gcc 4.3.0, -Wconversion against -O1

Andriy Gapon avg@icyb.net.ua
Fri Sep 19 16:57:00 GMT 2008

There is a very simple function:
/******** func.c **********/
#include <netinet/in.h>

uint16_t my_htons(uint16_t hostshort)
         return htons(hostshort);

$ cc func.c -Wconversion -Werror -c -o func.o
Exit 0

$ cc func.c -O1 -Wconversion -Werror -c -o func.o
cc1: warnings being treated as errors
func.c: In function ‘my_htons’:
func.c:5: error: conversion to ‘short unsigned int’ from ‘int’ may alter 
its value
Exit 1

Adding -E flag I get the following code:
# 2 "func.c" 2

uint16_t my_htons(uint16_t hostshort)
  return (__extension__ ({ register unsigned short int __v, __x = 
(hostshort); if (__builtin_constant_p (__x)) __v = ((((__x) >> 8) & 
0xff) | (((__x) & 0xff) << 8)); else __asm__ ("rorw $8, %w0" : "=r" 
(__v) : "0" (__x) : "cc"); __v; }));

Is there anything (smart) that either I or gcc or glibc/linux can do 
about this?
No type-casts in *my* code help.

The warning seems to be uncalled for in this case, because I don't see 
explicit 'int' type anywhere in the expanded code.

P.S. the code seems to be coming from /usr/include/bits/byteswap.h, 
__bswap_16() macro in this way:

======= netinet/in.h =======
#ifdef __OPTIMIZE__
/* We can optimize calls to the conversion functions.  Either nothing has
    to be done or we are using directly the byte-swapping functions which
    often can be inlined.  */
/* The host byte order is the same as network byte order,
    so these functions are all just identity.  */
# define ntohl(x)       (x)
# define ntohs(x)       (x)
# define htonl(x)       (x)
# define htons(x)       (x)
# else
#   define ntohl(x)     __bswap_32 (x)
#   define ntohs(x)     __bswap_16 (x)
#   define htonl(x)     __bswap_32 (x)
#   define htons(x)     __bswap_16 (x)
#  endif
# endif
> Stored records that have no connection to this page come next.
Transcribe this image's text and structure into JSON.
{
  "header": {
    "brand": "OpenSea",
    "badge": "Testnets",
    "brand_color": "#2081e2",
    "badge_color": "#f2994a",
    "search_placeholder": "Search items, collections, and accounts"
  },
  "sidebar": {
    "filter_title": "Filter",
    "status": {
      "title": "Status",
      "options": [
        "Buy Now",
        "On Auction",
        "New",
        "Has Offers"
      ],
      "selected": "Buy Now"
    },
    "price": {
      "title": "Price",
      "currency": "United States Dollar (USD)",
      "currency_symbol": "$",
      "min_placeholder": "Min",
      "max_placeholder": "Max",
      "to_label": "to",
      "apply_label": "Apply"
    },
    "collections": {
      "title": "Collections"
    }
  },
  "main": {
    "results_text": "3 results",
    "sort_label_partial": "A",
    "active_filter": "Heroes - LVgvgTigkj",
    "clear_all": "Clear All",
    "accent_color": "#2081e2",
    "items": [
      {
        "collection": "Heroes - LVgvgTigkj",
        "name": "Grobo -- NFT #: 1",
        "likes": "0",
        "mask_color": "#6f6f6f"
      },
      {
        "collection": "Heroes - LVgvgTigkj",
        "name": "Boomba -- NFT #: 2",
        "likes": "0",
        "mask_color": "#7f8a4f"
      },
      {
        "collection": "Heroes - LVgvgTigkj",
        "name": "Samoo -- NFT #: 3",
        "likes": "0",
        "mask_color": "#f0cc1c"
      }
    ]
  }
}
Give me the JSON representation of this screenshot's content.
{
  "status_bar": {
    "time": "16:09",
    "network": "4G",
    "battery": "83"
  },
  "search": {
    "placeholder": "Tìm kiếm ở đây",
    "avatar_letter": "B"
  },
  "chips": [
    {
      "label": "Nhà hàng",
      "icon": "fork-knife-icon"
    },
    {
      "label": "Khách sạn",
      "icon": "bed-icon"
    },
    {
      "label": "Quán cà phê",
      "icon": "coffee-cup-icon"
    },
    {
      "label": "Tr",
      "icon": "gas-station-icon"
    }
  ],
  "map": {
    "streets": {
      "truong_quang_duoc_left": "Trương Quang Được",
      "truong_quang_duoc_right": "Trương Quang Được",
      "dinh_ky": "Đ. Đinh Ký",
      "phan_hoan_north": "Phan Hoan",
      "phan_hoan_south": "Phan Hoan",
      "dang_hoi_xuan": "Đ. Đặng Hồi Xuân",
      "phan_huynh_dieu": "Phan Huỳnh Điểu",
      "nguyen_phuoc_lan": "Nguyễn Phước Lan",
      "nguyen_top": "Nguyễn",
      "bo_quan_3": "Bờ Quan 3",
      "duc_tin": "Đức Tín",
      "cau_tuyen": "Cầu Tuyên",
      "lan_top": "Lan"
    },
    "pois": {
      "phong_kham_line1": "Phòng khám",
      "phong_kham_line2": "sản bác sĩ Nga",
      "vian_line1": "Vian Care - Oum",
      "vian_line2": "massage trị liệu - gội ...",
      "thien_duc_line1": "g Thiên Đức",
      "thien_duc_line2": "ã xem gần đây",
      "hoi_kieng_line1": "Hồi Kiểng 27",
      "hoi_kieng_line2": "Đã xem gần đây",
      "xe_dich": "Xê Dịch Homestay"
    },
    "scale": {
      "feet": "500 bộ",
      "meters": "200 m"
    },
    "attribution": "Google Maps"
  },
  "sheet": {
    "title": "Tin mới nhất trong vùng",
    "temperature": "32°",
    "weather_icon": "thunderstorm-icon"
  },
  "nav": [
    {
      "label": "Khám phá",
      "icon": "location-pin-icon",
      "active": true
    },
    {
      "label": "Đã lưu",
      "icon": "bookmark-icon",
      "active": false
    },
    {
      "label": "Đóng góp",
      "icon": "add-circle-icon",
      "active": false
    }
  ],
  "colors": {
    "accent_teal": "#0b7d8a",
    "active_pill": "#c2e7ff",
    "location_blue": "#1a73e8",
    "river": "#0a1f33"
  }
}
Andriy Gapon

More information about the Gcc mailing list